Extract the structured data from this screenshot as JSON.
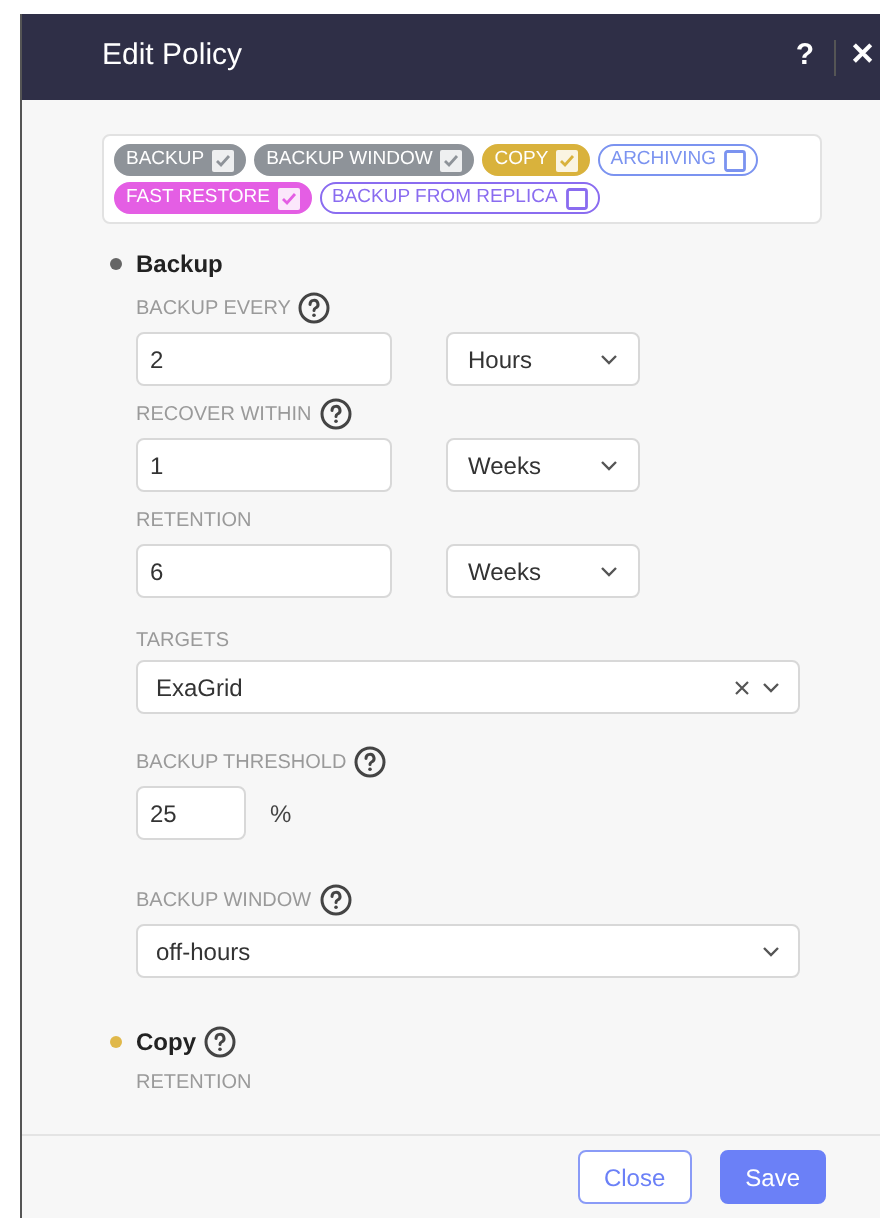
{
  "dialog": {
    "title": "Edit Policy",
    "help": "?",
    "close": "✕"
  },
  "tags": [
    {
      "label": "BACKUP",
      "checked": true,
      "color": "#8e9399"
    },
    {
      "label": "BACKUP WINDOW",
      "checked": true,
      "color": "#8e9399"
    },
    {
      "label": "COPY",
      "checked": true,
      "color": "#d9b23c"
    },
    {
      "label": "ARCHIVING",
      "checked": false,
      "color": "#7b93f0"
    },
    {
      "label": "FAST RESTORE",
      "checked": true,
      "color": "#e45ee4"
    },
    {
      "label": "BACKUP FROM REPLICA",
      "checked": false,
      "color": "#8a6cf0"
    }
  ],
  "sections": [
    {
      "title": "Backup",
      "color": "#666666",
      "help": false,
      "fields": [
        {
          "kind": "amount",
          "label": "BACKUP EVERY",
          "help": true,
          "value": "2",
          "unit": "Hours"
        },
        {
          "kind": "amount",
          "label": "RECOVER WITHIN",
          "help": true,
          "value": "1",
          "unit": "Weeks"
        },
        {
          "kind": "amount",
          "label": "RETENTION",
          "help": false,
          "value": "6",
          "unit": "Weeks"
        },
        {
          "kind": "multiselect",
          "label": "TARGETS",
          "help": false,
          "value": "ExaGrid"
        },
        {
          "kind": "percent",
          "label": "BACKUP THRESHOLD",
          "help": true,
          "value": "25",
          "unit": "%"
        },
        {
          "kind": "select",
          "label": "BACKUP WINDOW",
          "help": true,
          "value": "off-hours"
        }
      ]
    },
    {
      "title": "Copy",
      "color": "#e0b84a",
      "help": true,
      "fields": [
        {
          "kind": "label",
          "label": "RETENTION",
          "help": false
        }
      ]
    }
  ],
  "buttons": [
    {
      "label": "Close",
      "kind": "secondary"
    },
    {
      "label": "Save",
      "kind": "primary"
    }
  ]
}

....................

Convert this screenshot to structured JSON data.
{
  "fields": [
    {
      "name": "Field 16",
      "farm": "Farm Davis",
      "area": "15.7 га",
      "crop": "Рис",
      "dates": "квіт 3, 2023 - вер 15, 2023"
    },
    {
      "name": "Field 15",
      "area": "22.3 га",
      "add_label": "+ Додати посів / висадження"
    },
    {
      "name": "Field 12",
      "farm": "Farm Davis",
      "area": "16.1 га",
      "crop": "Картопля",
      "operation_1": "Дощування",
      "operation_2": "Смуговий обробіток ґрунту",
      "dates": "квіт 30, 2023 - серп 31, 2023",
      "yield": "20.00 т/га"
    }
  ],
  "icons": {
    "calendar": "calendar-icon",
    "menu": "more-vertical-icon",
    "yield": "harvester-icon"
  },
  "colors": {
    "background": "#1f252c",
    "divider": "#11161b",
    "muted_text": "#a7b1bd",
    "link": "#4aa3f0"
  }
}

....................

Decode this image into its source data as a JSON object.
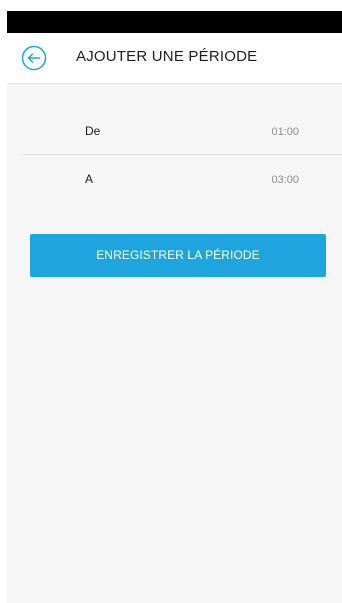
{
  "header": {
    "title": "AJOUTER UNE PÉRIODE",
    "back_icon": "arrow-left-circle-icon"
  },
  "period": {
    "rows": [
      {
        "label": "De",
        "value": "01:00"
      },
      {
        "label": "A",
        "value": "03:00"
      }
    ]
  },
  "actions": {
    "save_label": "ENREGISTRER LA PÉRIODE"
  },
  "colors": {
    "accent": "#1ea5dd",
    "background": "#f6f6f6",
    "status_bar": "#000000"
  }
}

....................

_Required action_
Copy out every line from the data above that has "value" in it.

_Response for this exercise_
          "value": "2",
          "value": "1",
          "value": "6",
          "value": "ExaGrid"
          "value": "25",
          "value": "off-hours"
        "value": "01:00"
        "value": "03:00"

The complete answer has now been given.